■ **What to do**
Go through the records and show each line where the word "Zuordnung" occurs.

■ **Data supplied**
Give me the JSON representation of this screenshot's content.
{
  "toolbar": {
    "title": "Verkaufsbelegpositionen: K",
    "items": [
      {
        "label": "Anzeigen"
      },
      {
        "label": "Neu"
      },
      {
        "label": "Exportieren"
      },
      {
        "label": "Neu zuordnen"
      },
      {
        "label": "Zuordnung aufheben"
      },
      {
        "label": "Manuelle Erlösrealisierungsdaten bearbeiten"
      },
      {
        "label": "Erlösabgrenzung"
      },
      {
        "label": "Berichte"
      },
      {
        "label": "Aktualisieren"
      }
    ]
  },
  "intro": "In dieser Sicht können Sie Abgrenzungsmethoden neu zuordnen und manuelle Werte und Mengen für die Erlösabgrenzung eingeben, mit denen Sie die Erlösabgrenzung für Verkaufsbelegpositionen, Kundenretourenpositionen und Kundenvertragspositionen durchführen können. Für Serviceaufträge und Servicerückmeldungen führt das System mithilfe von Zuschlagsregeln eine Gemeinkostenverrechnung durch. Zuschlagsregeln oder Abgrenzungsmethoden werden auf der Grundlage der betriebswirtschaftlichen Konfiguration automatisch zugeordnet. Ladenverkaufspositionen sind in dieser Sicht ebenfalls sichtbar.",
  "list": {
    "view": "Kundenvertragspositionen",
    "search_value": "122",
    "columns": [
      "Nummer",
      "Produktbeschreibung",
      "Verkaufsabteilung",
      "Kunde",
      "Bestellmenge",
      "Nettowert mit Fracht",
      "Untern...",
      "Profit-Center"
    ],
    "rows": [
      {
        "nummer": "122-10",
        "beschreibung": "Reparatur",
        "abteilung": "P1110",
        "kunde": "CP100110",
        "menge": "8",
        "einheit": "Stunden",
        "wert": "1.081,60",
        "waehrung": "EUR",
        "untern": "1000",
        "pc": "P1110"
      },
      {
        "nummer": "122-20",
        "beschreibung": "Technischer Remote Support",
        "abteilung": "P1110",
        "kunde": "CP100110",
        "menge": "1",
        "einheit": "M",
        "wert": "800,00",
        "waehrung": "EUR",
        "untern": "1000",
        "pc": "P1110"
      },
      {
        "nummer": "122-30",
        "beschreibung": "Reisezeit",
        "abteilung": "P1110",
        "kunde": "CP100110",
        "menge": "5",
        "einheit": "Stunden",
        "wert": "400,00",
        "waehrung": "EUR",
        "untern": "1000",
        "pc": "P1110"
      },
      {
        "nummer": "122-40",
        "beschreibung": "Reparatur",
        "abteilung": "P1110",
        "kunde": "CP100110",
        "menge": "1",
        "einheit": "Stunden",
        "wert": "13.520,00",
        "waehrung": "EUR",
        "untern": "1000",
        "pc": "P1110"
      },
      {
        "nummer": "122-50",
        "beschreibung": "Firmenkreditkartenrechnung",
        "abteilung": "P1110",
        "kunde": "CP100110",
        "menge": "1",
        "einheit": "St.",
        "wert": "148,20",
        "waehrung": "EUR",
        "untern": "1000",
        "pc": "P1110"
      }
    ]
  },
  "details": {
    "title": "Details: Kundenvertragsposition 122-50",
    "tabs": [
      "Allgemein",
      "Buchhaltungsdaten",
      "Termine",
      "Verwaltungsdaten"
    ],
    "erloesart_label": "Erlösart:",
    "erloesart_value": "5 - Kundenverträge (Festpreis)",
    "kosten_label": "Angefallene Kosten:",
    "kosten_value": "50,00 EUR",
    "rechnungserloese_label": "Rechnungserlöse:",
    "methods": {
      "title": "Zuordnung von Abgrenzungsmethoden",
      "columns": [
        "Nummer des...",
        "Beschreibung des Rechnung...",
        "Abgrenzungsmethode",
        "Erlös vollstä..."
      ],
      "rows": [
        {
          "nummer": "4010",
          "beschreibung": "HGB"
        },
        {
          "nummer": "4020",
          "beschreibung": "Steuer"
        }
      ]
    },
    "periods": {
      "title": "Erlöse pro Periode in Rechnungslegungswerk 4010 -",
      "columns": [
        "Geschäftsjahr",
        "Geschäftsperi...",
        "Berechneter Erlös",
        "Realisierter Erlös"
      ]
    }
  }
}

■ **Response below**
        "label": "Zuordnung aufheben"
      "title": "Zuordnung von Abgrenzungsmethoden",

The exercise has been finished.